_Entries supplied_

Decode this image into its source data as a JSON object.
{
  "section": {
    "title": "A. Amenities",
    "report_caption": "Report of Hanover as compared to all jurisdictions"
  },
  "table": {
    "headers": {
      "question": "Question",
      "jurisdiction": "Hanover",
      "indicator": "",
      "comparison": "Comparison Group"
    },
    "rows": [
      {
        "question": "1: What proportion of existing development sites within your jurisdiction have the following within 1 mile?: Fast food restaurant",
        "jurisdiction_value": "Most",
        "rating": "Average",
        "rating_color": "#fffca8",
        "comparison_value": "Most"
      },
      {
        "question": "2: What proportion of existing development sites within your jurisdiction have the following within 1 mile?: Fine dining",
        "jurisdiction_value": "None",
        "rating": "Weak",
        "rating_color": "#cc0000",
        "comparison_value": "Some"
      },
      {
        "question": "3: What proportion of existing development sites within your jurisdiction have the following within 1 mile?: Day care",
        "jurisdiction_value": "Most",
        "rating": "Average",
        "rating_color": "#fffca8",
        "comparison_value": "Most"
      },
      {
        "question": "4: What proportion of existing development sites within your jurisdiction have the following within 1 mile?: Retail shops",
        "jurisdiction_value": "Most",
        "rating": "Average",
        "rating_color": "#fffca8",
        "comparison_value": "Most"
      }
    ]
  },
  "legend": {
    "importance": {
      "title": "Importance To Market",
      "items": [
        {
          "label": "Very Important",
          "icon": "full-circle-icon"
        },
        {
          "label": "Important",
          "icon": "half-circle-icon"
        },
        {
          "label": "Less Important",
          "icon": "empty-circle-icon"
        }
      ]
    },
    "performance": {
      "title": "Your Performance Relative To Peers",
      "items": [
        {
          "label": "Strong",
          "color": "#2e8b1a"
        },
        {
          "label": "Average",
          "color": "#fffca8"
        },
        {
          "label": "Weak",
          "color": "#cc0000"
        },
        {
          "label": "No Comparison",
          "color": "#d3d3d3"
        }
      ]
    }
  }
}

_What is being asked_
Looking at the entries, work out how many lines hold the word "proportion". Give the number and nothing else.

_Task result_
4